Anticipating these objections became much easier by engaging with compliance, audit and legal stakeholders to ensure that marketing was aware of the subtle differences and rules to be considered. It also ensured that these critical teams—any of whom could throw a roadblock into the request—were onboard before the request even reached the senior management team. In effect, it gave the marketing team the ability to have more people at the table who were already on their side.
Large room with mainly men standing around chatting. Bright screens high on the wall.

Taking the unified route to transformation

Connecting marketing’s needs with existing senior management goals allowed the business case to be attached to something that was already understood and prioritized at the highest levels of the organization.

By the time the business case was finally presented to the larger executive management team, any blockades had been removed and the initiatives were connected to larger corporate strategies that had funding attached. The result?
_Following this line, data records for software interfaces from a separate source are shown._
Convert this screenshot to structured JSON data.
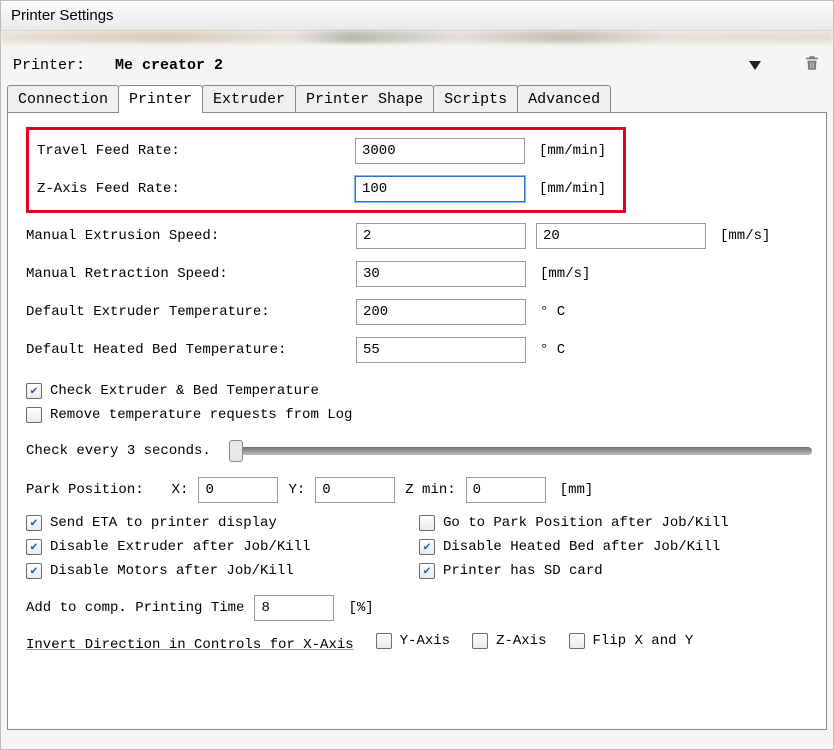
{
  "window": {
    "title": "Printer Settings"
  },
  "topbar": {
    "printer_label": "Printer:",
    "selected_printer": "Me creator 2"
  },
  "tabs": [
    "Connection",
    "Printer",
    "Extruder",
    "Printer Shape",
    "Scripts",
    "Advanced"
  ],
  "active_tab": 1,
  "fields": {
    "travel_feed_rate": {
      "label": "Travel Feed Rate:",
      "value": "3000",
      "unit": "[mm/min]"
    },
    "z_axis_feed_rate": {
      "label": "Z-Axis Feed Rate:",
      "value": "100",
      "unit": "[mm/min]"
    },
    "manual_extrusion": {
      "label": "Manual Extrusion Speed:",
      "value1": "2",
      "value2": "20",
      "unit": "[mm/s]"
    },
    "manual_retraction": {
      "label": "Manual Retraction Speed:",
      "value": "30",
      "unit": "[mm/s]"
    },
    "default_extruder_t": {
      "label": "Default Extruder Temperature:",
      "value": "200",
      "unit": "° C"
    },
    "default_bed_t": {
      "label": "Default Heated Bed Temperature:",
      "value": "55",
      "unit": "° C"
    }
  },
  "checkboxes": {
    "check_temp": {
      "label": "Check Extruder & Bed Temperature",
      "checked": true
    },
    "remove_temp_log": {
      "label": "Remove temperature requests from Log",
      "checked": false
    },
    "send_eta": {
      "label": "Send ETA to printer display",
      "checked": true
    },
    "goto_park": {
      "label": "Go to Park Position after Job/Kill",
      "checked": false
    },
    "disable_extruder": {
      "label": "Disable Extruder after Job/Kill",
      "checked": true
    },
    "disable_bed": {
      "label": "Disable Heated Bed after Job/Kill",
      "checked": true
    },
    "disable_motors": {
      "label": "Disable Motors after Job/Kill",
      "checked": true
    },
    "has_sd": {
      "label": "Printer has SD card",
      "checked": true
    }
  },
  "slider": {
    "label": "Check every 3 seconds."
  },
  "park": {
    "label": "Park Position:",
    "x_label": "X:",
    "x": "0",
    "y_label": "Y:",
    "y": "0",
    "z_label": "Z min:",
    "z": "0",
    "unit": "[mm]"
  },
  "comp_time": {
    "label": "Add to comp. Printing Time",
    "value": "8",
    "unit": "[%]"
  },
  "invert": {
    "label": "Invert Direction in Controls for X-Axis",
    "y": {
      "label": "Y-Axis",
      "checked": false
    },
    "z": {
      "label": "Z-Axis",
      "checked": false
    },
    "flip": {
      "label": "Flip X and Y",
      "checked": false
    }
  }
}
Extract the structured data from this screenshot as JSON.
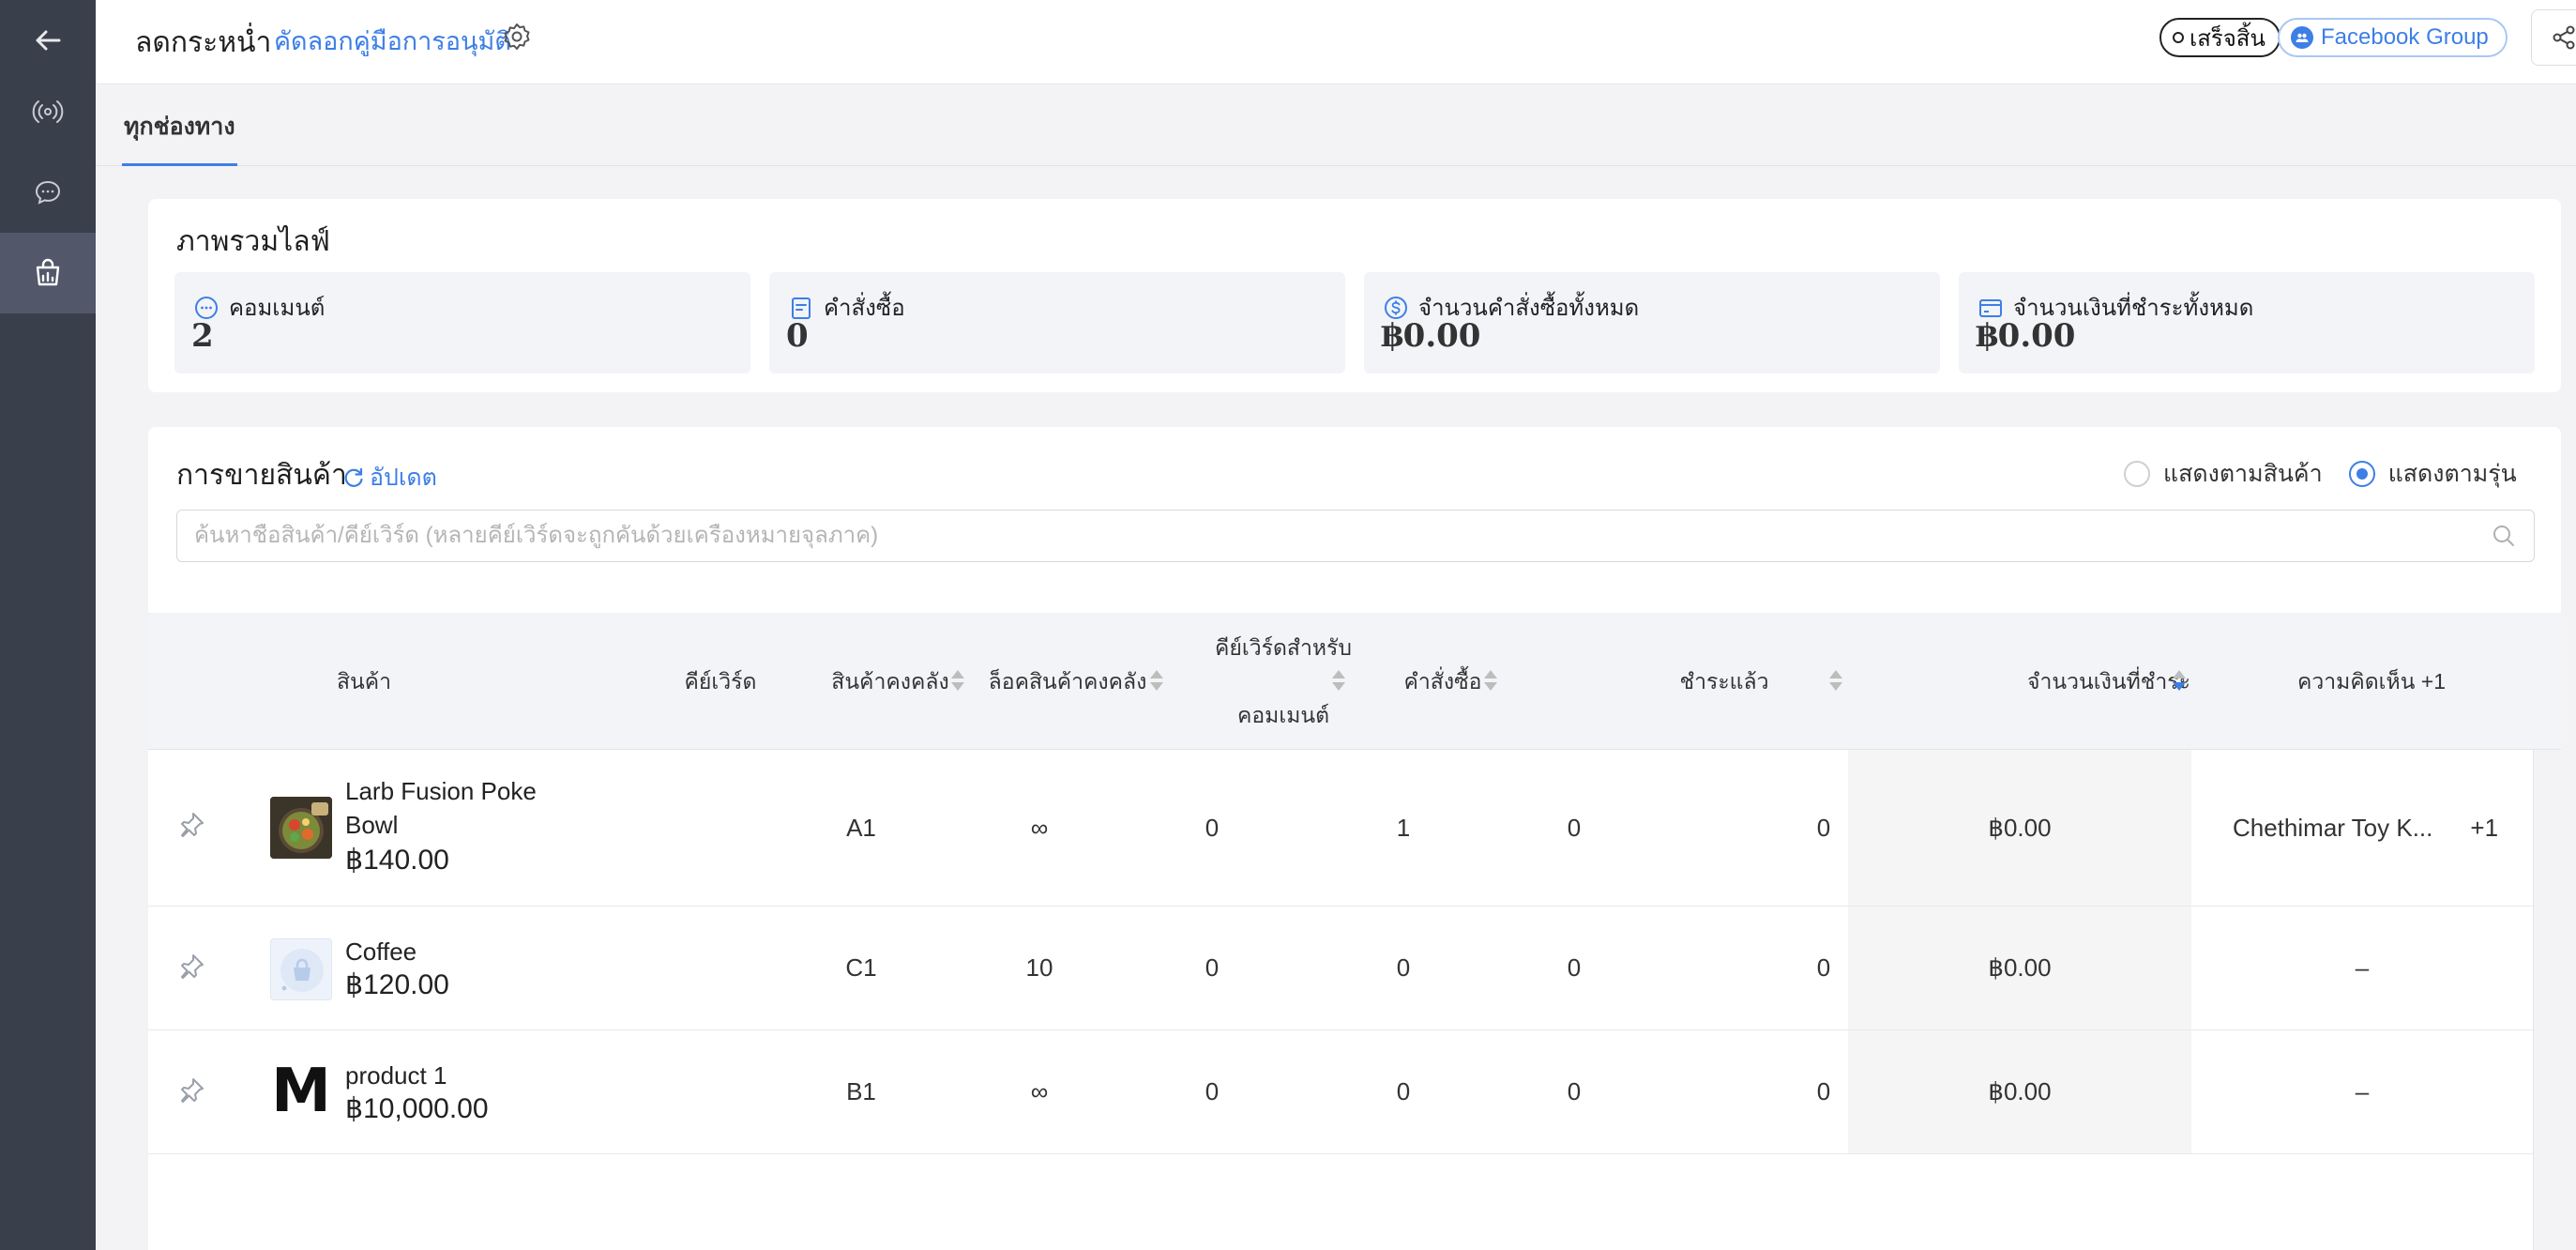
{
  "header": {
    "title": "ลดกระหน่ำ",
    "copy_link": "คัดลอกคู่มือการอนุมัติ",
    "done_label": "เสร็จสิ้น",
    "fb_group_label": "Facebook Group"
  },
  "channel_tab": "ทุกช่องทาง",
  "overview": {
    "title": "ภาพรวมไลฟ์",
    "stats": [
      {
        "label": "คอมเมนต์",
        "value": "2",
        "icon": "comment-icon"
      },
      {
        "label": "คำสั่งซื้อ",
        "value": "0",
        "icon": "order-icon"
      },
      {
        "label": "จำนวนคำสั่งซื้อทั้งหมด",
        "value": "฿0.00",
        "icon": "dollar-icon"
      },
      {
        "label": "จำนวนเงินที่ชำระทั้งหมด",
        "value": "฿0.00",
        "icon": "card-icon"
      }
    ]
  },
  "sales": {
    "title": "การขายสินค้า",
    "refresh_label": "อัปเดต",
    "view_by_product": "แสดงตามสินค้า",
    "view_by_variant": "แสดงตามรุ่น",
    "selected_view": "variant",
    "search_placeholder": "ค้นหาชื่อสินค้า/คีย์เวิร์ด (หลายคีย์เวิร์ดจะถูกคั่นด้วยเครื่องหมายจุลภาค)",
    "columns": {
      "product": "สินค้า",
      "keyword": "คีย์เวิร์ด",
      "stock": "สินค้าคงคลัง",
      "locked_stock": "ล็อคสินค้าคงคลัง",
      "comment_kw_1": "คีย์เวิร์ดสำหรับ",
      "comment_kw_2": "คอมเมนต์",
      "orders": "คำสั่งซื้อ",
      "paid": "ชำระแล้ว",
      "paid_amount": "จำนวนเงินที่ชำระ",
      "comments": "ความคิดเห็น +1"
    },
    "rows": [
      {
        "name_1": "Larb Fusion Poke",
        "name_2": "Bowl",
        "price": "฿140.00",
        "keyword": "A1",
        "stock": "∞",
        "locked": "0",
        "comment_kw": "1",
        "orders": "0",
        "paid": "0",
        "amount": "฿0.00",
        "comments": "Chethimar Toy K...",
        "comments_extra": "+1"
      },
      {
        "name_1": "Coffee",
        "name_2": "",
        "price": "฿120.00",
        "keyword": "C1",
        "stock": "10",
        "locked": "0",
        "comment_kw": "0",
        "orders": "0",
        "paid": "0",
        "amount": "฿0.00",
        "comments": "–",
        "comments_extra": ""
      },
      {
        "name_1": "product 1",
        "name_2": "",
        "price": "฿10,000.00",
        "keyword": "B1",
        "stock": "∞",
        "locked": "0",
        "comment_kw": "0",
        "orders": "0",
        "paid": "0",
        "amount": "฿0.00",
        "comments": "–",
        "comments_extra": ""
      }
    ],
    "thumb_letter": "M"
  },
  "colors": {
    "accent": "#3d7fe6",
    "sidebar": "#3a3f4c"
  }
}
Immediate approval for both content recommendations and experimentation to be built into the bank’s digital experience ecosystem.

This example demonstrates how important it is to think about how to achieve the collective goals of an organization, no matter our discipline, department or individual set of targets.

The right approach to such transformation transcends technology and extends to people. It involves thinking both strategically and innovatively to determine the tactical steps that will help us realize our collective goals. It ultimately demonstrates the power of proactive approaches to driving initiatives and objectives across an entire organization

Learn how we can help you unlock your digital potential with Optimizely

Discuss your project with us


Share this article

Show me all